§ TASK TO CARRY OUT
Identify all lines in the data containing the string "header". Copy them out.

[Web page and app entries]
§
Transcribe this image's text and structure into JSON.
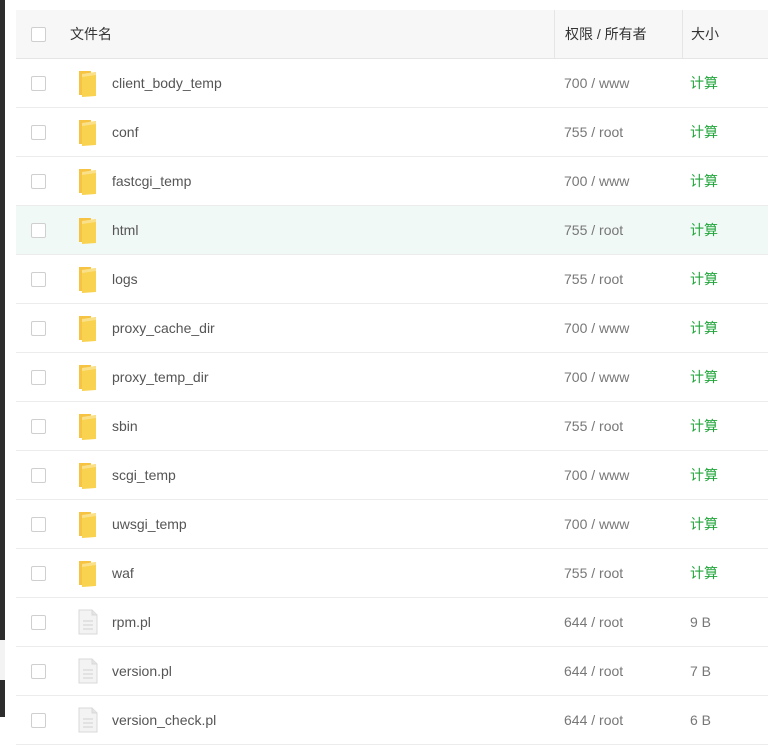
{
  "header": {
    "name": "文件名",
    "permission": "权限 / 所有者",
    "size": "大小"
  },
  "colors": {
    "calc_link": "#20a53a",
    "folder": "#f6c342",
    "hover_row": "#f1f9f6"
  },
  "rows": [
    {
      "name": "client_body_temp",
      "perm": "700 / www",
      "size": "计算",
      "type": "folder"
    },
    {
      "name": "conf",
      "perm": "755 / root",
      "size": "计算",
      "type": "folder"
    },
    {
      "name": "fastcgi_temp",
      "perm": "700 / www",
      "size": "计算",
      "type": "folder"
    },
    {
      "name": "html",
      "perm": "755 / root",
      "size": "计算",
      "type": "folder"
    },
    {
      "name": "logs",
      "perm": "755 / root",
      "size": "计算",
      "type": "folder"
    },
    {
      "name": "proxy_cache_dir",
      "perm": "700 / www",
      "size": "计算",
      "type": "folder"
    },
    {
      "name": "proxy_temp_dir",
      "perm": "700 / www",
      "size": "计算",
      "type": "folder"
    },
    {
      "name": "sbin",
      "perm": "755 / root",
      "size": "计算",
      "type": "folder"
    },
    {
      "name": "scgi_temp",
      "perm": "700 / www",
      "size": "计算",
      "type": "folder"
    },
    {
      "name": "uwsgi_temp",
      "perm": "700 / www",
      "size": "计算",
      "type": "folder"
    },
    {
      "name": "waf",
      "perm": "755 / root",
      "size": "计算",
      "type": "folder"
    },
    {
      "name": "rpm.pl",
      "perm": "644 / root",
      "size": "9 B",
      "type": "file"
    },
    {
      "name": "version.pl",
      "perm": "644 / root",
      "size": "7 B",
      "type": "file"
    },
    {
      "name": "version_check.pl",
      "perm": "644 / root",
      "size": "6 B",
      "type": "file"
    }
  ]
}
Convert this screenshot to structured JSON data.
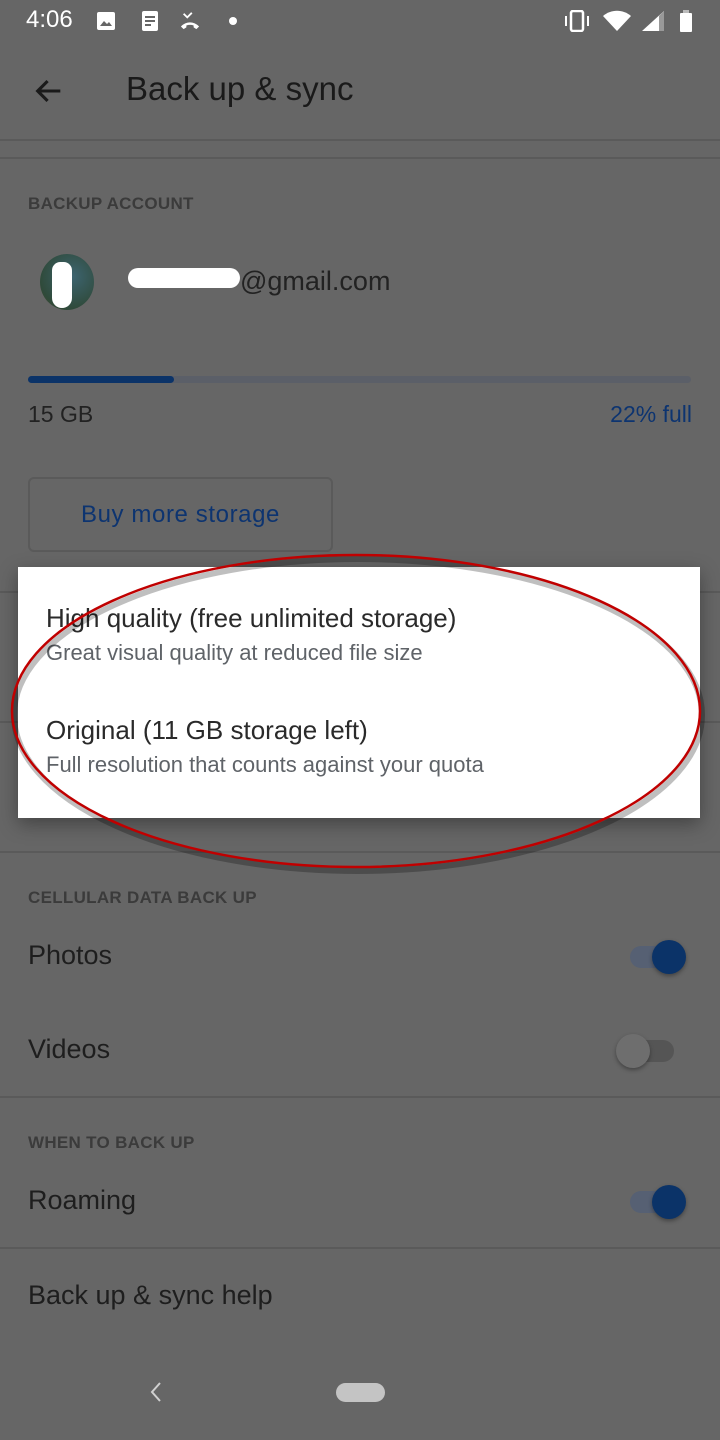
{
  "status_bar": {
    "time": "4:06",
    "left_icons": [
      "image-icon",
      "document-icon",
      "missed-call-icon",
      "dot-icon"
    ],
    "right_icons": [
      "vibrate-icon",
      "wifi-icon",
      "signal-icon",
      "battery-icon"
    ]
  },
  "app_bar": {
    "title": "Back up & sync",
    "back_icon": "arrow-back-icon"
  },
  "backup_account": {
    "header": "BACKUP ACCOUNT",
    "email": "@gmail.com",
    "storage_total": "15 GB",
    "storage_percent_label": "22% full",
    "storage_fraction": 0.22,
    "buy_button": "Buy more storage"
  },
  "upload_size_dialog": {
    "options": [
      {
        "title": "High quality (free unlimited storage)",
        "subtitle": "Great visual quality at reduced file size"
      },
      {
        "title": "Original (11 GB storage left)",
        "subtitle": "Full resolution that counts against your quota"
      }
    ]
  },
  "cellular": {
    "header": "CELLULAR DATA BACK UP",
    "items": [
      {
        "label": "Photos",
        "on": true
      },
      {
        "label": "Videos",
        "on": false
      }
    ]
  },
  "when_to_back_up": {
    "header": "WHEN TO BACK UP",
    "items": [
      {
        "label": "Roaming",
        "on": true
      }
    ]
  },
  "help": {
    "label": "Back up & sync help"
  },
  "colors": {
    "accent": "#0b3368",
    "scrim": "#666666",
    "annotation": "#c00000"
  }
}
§
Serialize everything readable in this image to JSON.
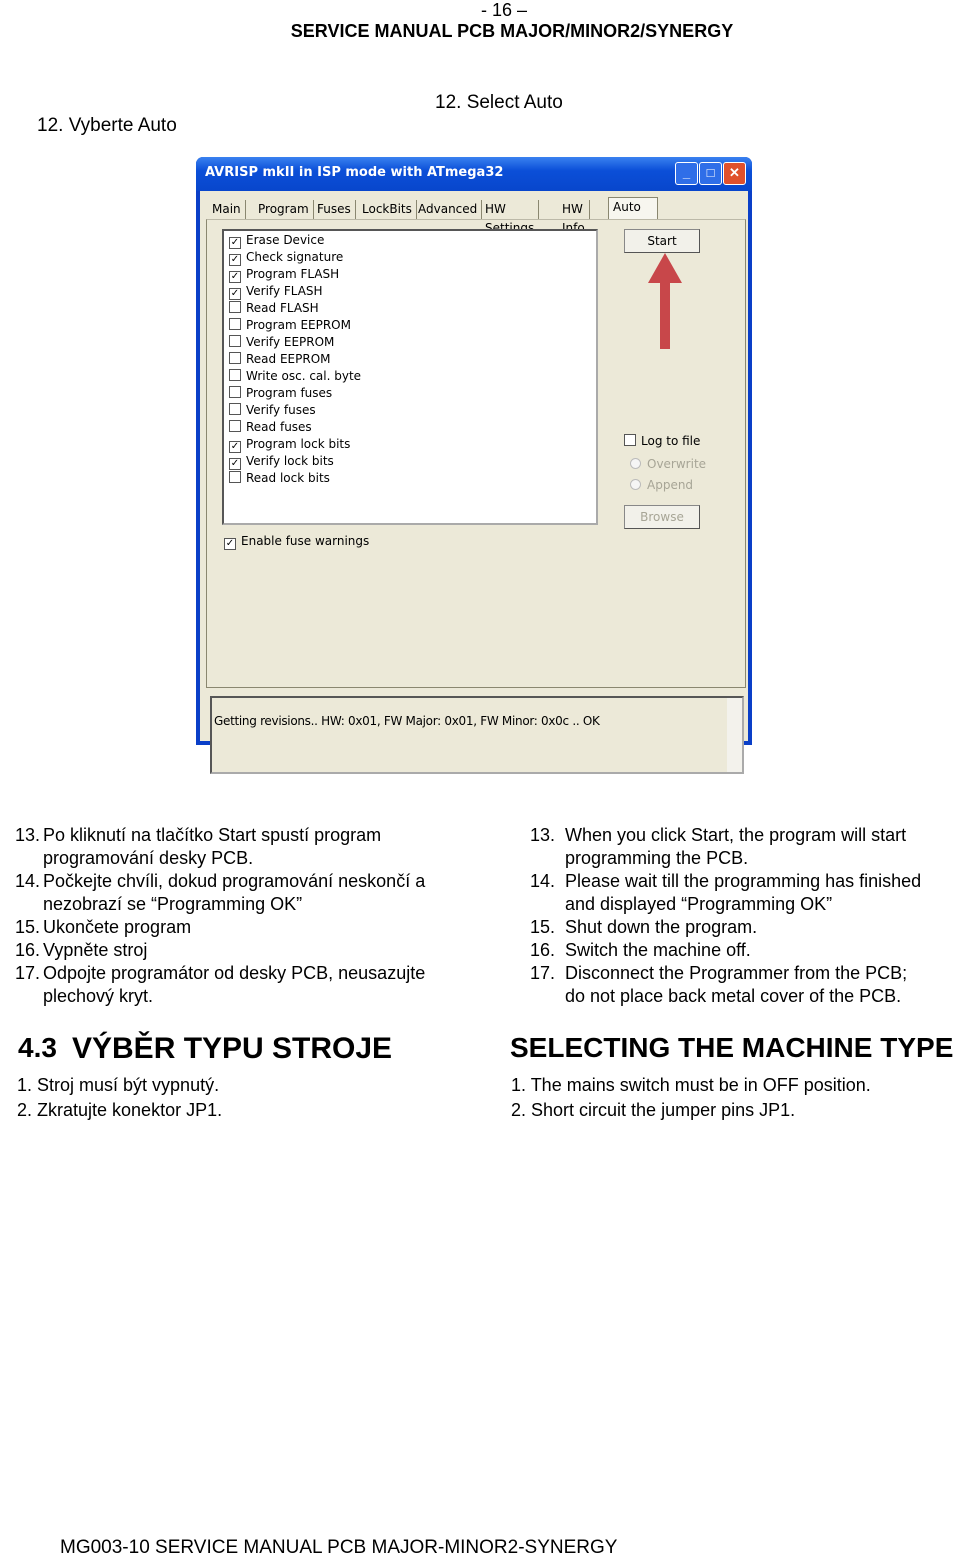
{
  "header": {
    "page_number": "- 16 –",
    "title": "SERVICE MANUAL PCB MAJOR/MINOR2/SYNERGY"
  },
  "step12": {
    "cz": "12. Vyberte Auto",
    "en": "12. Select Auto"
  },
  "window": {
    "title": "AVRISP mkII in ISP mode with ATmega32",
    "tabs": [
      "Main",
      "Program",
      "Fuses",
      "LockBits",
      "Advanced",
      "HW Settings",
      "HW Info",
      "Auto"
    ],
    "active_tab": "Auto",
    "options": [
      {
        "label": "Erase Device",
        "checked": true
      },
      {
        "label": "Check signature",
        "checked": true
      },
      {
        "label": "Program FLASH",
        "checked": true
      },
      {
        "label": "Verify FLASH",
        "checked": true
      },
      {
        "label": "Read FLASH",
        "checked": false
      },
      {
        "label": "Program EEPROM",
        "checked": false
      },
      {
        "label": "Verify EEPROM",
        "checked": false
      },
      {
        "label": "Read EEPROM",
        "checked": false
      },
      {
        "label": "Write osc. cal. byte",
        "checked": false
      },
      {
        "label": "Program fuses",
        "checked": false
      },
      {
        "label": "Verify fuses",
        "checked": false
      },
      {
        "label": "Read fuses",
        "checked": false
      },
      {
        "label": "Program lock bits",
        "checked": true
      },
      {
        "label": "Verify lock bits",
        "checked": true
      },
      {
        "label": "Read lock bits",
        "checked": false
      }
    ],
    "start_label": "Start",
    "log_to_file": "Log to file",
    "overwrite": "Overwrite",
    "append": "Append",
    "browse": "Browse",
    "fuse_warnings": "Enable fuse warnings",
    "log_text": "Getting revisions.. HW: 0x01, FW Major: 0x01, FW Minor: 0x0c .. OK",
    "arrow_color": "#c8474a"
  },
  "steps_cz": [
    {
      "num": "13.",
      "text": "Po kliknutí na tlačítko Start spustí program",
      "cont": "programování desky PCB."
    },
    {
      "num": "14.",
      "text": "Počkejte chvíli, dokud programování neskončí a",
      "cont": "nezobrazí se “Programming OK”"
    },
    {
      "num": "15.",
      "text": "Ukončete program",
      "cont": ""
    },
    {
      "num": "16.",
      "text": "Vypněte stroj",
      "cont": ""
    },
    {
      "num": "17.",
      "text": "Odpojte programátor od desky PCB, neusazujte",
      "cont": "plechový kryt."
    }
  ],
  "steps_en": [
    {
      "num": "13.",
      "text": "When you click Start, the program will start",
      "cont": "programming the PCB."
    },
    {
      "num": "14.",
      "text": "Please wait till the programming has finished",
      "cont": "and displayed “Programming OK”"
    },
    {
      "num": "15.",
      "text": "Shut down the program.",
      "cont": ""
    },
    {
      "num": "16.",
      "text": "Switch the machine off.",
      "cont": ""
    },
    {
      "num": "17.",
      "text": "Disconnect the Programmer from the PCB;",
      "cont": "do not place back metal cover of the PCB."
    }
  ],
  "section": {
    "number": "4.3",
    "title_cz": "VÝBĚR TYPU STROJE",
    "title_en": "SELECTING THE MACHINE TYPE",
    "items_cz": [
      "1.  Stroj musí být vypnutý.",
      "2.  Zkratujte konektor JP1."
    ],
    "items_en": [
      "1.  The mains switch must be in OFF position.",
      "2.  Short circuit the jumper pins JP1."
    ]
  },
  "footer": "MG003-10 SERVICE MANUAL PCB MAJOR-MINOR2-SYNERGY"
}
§
§ RESPONSE FOR THIS EXERCISE
  "header": {
    "header": "BACKUP ACCOUNT",
    "header": "CELLULAR DATA BACK UP",
    "header": "WHEN TO BACK UP",
  "header": {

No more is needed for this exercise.